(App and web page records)
.....

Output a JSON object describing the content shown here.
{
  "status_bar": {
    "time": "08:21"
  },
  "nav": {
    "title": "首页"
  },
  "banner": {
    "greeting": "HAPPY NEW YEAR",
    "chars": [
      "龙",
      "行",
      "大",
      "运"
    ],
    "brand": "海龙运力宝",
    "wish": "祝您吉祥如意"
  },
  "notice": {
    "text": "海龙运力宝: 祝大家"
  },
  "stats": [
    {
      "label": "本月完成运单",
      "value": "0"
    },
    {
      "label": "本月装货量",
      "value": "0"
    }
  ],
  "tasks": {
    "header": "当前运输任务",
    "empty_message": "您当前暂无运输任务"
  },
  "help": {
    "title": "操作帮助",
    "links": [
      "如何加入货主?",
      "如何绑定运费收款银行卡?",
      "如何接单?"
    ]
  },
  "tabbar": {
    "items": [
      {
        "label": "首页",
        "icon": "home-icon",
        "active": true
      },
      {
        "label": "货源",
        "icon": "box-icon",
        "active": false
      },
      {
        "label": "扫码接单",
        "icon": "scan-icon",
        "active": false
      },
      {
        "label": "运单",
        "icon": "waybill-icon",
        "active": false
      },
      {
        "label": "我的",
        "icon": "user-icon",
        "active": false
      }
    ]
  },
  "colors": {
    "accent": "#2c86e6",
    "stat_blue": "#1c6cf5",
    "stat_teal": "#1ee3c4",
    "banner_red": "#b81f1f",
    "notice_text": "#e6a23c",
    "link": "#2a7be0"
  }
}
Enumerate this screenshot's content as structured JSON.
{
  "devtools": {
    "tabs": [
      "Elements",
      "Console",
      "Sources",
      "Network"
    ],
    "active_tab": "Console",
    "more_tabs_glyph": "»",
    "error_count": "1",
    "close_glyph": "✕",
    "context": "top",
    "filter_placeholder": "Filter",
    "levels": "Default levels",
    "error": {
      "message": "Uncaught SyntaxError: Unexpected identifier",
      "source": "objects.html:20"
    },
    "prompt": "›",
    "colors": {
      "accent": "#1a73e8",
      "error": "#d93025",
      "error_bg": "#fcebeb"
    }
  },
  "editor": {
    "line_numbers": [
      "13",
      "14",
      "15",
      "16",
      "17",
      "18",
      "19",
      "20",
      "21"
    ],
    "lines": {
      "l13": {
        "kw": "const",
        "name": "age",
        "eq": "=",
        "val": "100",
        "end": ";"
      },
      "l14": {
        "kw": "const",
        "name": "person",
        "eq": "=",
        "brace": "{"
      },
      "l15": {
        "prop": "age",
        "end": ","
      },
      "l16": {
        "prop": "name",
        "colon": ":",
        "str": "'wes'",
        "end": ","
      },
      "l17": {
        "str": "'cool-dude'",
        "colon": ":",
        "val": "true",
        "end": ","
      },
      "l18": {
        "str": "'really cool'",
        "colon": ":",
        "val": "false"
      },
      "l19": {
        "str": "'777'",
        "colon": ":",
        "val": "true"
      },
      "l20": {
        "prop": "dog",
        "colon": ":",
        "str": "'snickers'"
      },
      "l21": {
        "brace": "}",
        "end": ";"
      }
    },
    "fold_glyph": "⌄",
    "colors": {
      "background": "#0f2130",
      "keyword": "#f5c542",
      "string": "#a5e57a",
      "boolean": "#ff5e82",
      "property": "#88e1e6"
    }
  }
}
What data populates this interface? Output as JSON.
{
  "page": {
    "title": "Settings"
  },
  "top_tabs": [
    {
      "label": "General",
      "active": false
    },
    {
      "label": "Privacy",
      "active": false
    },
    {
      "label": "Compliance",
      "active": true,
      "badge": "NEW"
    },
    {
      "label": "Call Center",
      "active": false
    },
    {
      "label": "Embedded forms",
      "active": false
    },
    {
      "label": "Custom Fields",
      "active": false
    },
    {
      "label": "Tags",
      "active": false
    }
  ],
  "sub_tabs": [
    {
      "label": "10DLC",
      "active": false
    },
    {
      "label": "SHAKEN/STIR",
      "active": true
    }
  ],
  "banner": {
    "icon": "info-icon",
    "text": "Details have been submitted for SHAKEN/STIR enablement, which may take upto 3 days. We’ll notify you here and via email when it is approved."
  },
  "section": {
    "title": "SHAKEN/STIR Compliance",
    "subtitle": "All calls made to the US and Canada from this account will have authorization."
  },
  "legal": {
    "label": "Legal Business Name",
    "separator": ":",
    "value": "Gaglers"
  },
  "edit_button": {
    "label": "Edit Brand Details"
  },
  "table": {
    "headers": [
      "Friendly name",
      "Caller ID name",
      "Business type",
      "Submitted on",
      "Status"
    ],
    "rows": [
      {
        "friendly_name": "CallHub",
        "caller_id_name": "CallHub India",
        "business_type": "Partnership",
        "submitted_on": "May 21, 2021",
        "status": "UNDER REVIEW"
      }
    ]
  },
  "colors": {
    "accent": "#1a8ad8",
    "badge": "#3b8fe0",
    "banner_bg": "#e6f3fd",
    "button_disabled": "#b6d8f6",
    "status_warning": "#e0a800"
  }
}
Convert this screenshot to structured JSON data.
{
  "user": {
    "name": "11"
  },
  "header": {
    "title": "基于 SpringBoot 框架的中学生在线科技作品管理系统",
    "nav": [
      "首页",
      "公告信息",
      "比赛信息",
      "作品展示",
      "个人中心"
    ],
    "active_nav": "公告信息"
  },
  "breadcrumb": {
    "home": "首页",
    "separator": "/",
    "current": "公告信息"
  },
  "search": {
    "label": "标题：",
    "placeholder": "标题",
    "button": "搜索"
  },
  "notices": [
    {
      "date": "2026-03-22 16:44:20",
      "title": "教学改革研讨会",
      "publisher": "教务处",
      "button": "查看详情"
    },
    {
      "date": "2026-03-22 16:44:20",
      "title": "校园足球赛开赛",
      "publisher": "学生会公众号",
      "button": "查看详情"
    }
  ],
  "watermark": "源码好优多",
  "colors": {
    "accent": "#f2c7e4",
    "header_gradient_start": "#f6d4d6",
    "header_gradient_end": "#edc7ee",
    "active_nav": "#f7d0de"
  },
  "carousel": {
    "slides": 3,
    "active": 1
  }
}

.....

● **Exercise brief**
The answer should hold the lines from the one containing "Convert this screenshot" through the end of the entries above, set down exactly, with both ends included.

● **Task answer**
Convert this screenshot to structured JSON data.
{
  "user": {
    "name": "11"
  },
  "header": {
    "title": "基于 SpringBoot 框架的中学生在线科技作品管理系统",
    "nav": [
      "首页",
      "公告信息",
      "比赛信息",
      "作品展示",
      "个人中心"
    ],
    "active_nav": "公告信息"
  },
  "breadcrumb": {
    "home": "首页",
    "separator": "/",
    "current": "公告信息"
  },
  "search": {
    "label": "标题：",
    "placeholder": "标题",
    "button": "搜索"
  },
  "notices": [
    {
      "date": "2026-03-22 16:44:20",
      "title": "教学改革研讨会",
      "publisher": "教务处",
      "button": "查看详情"
    },
    {
      "date": "2026-03-22 16:44:20",
      "title": "校园足球赛开赛",
      "publisher": "学生会公众号",
      "button": "查看详情"
    }
  ],
  "watermark": "源码好优多",
  "colors": {
    "accent": "#f2c7e4",
    "header_gradient_start": "#f6d4d6",
    "header_gradient_end": "#edc7ee",
    "active_nav": "#f7d0de"
  },
  "carousel": {
    "slides": 3,
    "active": 1
  }
}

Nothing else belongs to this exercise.